Kelp Surfperch

Kelp Surfperch

Brachyistius frenatus

Physical Description

The Kelp Surfperch, scientifically known as Brachyistius frenatus, typically reaches lengths of up to 20 centimeters, although specimens in Monterey are usually smaller. Sporting a shiny, kelp-colored exterior, this fish is characterized by its sharp, upturned snout and a relatively small mouth. Its dorsal fin extends forward on its body, adding to its distinct appearance.


Commonly observed along the eastern Pacific coast, the Kelp Surfperch prefers habitats near kelp canopies. Often found in groups, these fish navigate the water column close to the kelp canopy, utilizing the shelter and resources provided by the dense seaweed environment.

Geographical Range

The range of the Kelp Surfperch spans from British Columbia to Baja California, encompassing various coastal areas along the eastern Pacific coast. Within this range, it frequents nearshore waters, particularly those enriched with kelp forests where it finds abundant food and suitable shelter.

What They Eat

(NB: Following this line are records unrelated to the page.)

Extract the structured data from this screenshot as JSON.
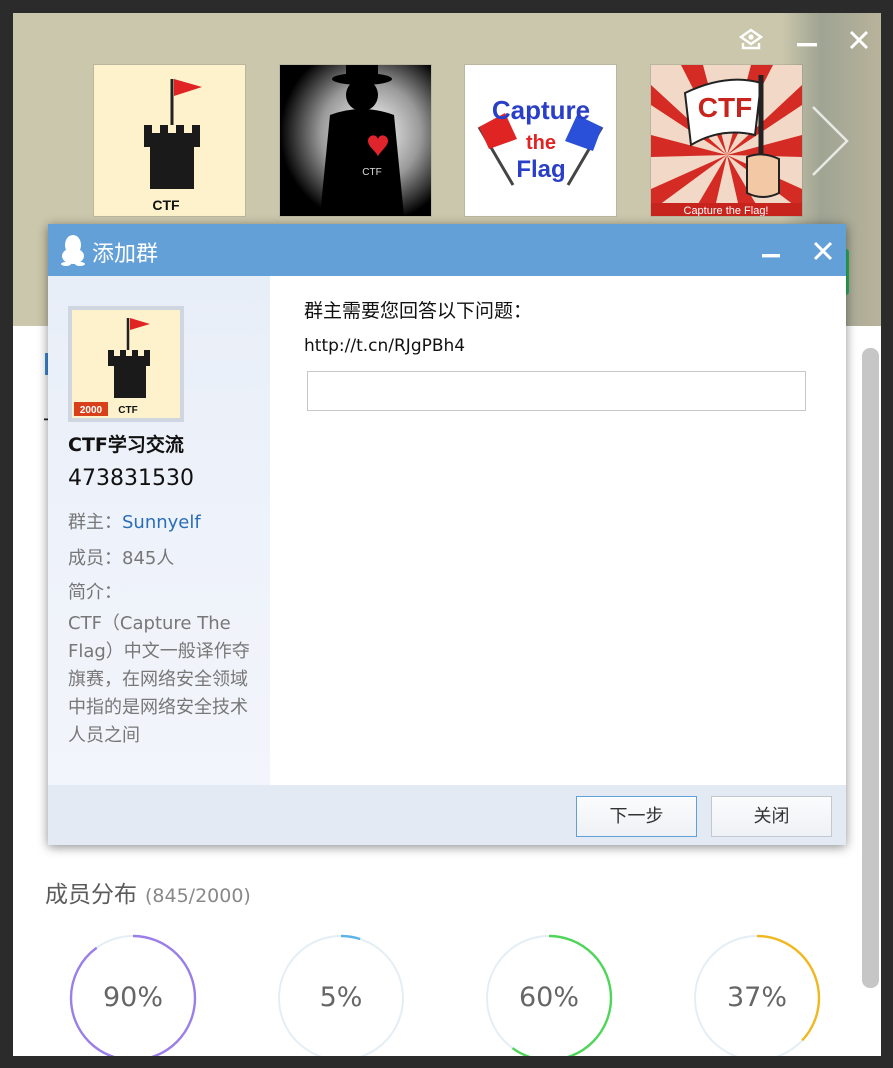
{
  "dialog": {
    "title": "添加群",
    "question_label": "群主需要您回答以下问题：",
    "question_text": "http://t.cn/RJgPBh4",
    "answer_value": "",
    "next_label": "下一步",
    "close_label": "关闭"
  },
  "group": {
    "name": "CTF学习交流",
    "id": "473831530",
    "owner_label": "群主：",
    "owner_name": "Sunnyelf",
    "members_label": "成员：845人",
    "intro_label": "简介：",
    "intro_text": "CTF（Capture The Flag）中文一般译作夺旗赛，在网络安全领域中指的是网络安全技术人员之间",
    "avatar_badge": "2000",
    "avatar_caption": "CTF"
  },
  "banner": {
    "thumbnails": [
      {
        "caption": "CTF"
      },
      {
        "caption": "CTF"
      },
      {
        "line1": "Capture",
        "line2": "the",
        "line3": "Flag"
      },
      {
        "title": "CTF",
        "caption": "Capture the Flag!"
      }
    ]
  },
  "section": {
    "title": "成员分布",
    "count": "(845/2000)"
  },
  "stats": [
    {
      "label": "90%",
      "value": 90,
      "color": "#9b7ee8"
    },
    {
      "label": "5%",
      "value": 5,
      "color": "#5bb4e8"
    },
    {
      "label": "60%",
      "value": 60,
      "color": "#4fd65a"
    },
    {
      "label": "37%",
      "value": 37,
      "color": "#f0b820"
    }
  ],
  "colors": {
    "titlebar": "#64a0d8",
    "banner": "#cbc7ac",
    "owner_link": "#2a6db8",
    "ring_track": "#e4eef5"
  },
  "icons": [
    "settings-icon",
    "minimize-icon",
    "close-icon",
    "next-arrow-icon",
    "qq-penguin-icon"
  ]
}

As visual picker-type predators, Kelp Surfperch primarily feed on small invertebrates that inhabit kelp surfaces. They also prey on zooplankton, utilizing their agile swimming abilities to capture prey efficiently. Additionally, Kelp Surfperch are live bearers, contributing to their reproductive strategy in coastal ecosystems.